- IT developing without business sponsorship or involvement
- The business failing to adopt the BI solution once the work is done.
Now the first one bothers me but most IT shops learn from their mistakes and while they didn’t have time to do it right (i.e. work with the business) the you have time to do it over. The second one baffles me, especially if the business has been involved from day one through delivery including the selection of the tools that will be used. Once IT delivers what the business wanted, they don’t use it and the continue to rely on the old way that they always got their numbers before BI was available.
If it Ain’t Broke Don’t Fix It
Many users will profess that they are fine doing things the way they have always done them, and just because the executives went out and had a BI solution developed doesn’t mean they have to use it, right? Wrong. While the BI solution may meet the needs to do your day-to-day duties, it’s the analytical power and time savings (hopefully) that will free the user to not only “do their job” but extend themselves to find ways to drive the business forward.
I get it, no one likes change, but the executive team has to help sell BI to their internal teams to help foster adoption of this new way of doing things. The user’s are right, it might not have been broke, and it didn’t need fixing, but there is always room for improvement.
It’s Too Hard! I Can’t Learn How to Do This!
Admittedly, some BI tools can be a challenge to master, and some have a steeper learning curve than others, but executives and IT must work together to train the users to use the tools. Before you choose a tool, did you involve the day-to-day users in the evaluation process? Did you invite them to a demonstration so see their reaction to the tool in use? If not, that may have been your first point of failure. If the user community feel like they had input on the tool selection, they may be more likely to have an open mind in learning and using the tool because it’s the one “they picked”. Involve the users early and often and adoption and usage rates will rise.
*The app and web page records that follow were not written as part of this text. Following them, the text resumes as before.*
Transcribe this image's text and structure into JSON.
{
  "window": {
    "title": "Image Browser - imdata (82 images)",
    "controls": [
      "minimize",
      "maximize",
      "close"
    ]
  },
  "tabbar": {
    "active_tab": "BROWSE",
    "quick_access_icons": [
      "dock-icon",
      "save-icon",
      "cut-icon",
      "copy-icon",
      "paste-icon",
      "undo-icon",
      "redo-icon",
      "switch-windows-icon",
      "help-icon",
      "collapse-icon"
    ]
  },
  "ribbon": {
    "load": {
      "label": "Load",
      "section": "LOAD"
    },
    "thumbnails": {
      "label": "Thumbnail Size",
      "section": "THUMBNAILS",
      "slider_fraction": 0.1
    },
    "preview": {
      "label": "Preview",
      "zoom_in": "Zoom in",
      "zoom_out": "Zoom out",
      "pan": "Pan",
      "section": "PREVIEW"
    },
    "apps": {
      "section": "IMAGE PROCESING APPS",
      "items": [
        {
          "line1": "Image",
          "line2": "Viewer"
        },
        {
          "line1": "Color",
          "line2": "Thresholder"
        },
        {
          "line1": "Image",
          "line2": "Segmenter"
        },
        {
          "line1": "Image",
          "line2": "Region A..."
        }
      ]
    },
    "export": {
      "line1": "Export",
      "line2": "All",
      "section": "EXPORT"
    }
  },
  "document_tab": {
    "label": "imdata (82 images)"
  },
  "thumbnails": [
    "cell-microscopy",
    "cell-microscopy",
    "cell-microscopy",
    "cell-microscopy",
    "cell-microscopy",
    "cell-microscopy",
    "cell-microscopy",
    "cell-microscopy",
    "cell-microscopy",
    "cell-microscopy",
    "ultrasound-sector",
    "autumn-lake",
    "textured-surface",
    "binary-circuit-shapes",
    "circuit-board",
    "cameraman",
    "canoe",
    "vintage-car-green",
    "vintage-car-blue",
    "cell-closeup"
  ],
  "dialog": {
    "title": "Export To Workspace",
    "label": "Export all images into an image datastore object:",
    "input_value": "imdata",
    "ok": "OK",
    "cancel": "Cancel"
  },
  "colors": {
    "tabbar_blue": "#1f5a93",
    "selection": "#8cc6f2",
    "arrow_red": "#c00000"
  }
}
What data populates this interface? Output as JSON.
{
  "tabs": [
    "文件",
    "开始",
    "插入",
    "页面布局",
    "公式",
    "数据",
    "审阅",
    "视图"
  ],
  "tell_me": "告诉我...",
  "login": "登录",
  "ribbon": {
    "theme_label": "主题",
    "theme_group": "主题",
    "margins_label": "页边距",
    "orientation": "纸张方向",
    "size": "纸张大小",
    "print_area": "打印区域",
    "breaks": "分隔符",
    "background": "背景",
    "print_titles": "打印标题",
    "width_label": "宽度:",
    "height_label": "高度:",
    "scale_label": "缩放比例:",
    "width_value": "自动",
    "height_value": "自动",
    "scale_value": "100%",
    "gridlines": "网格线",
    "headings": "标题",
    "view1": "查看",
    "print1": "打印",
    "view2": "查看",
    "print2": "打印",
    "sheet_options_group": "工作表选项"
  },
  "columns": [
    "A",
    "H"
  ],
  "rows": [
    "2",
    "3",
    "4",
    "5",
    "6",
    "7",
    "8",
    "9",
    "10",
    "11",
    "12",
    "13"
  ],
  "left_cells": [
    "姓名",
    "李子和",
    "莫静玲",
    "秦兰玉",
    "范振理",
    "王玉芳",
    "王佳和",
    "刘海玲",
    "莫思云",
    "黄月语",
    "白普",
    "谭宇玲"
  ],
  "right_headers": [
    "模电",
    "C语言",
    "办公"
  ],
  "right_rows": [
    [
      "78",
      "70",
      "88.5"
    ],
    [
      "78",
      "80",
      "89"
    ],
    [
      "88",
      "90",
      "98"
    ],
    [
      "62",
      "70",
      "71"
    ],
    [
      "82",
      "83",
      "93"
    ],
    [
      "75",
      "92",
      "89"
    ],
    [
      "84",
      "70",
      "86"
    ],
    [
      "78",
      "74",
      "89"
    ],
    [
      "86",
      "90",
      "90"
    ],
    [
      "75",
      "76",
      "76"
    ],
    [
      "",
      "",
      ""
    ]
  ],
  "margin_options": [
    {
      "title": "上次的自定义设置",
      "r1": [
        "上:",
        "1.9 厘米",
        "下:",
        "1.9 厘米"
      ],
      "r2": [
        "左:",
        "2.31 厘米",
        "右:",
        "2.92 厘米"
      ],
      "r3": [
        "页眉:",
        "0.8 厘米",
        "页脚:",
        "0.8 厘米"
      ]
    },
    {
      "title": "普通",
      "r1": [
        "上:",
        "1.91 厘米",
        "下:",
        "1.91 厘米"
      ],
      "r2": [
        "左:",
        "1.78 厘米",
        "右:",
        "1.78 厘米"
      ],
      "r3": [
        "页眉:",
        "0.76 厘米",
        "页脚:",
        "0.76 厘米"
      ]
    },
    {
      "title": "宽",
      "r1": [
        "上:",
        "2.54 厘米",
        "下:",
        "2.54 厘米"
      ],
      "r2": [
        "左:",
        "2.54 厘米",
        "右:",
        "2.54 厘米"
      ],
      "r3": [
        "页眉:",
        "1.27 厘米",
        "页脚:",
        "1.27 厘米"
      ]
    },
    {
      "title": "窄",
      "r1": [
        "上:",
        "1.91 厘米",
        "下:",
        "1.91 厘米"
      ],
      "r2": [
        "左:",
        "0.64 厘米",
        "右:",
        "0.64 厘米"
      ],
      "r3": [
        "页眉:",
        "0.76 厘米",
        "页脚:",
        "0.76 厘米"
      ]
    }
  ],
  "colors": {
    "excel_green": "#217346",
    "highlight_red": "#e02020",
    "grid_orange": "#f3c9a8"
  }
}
Training can also raise issues with adoption as you have to remember that everyone learns at different paces, with different educational styles. Auditory learners aren’t going to do will with a written manual and kinetic learners are going to get anything out of a lunch and learn unless there are opportunities to get their hands “dirty”. You have to have multiple avenues and styles of training available or you will miss a percentage of your audience every time.
Exposing the Truth, I Think…
The last point might not have anything to do with the BI solution itself, but more with the users and their lack of intimacy with the data. Some people know what they need to see on a report…
“Variance X is within 3% of the budget so I don’t have to worry about it this month…”
Intimate usage of the data involve searching for what might not be visible to the casual user, and because of a lack of deep understanding of the data, there may be a fear of being exposed for not knowing the ins-and-outs of the data like they are suppose to… so if they resist BI, the problem might go away.
This may be harsh, but with the amount of data being produce and reporting today, users can’t function like this anymore, and it may be time to find new analysts.
In the End, You Just Have to Push
Like I said earlier, no one LIKES change, but most people will ACCEPT change if pushed. Some companies fail to take away the “old way of doing things”, but if your BI solution is supposed to replace the old way, then shut down the old system, or at least deny access to it so that users are forced to make a change.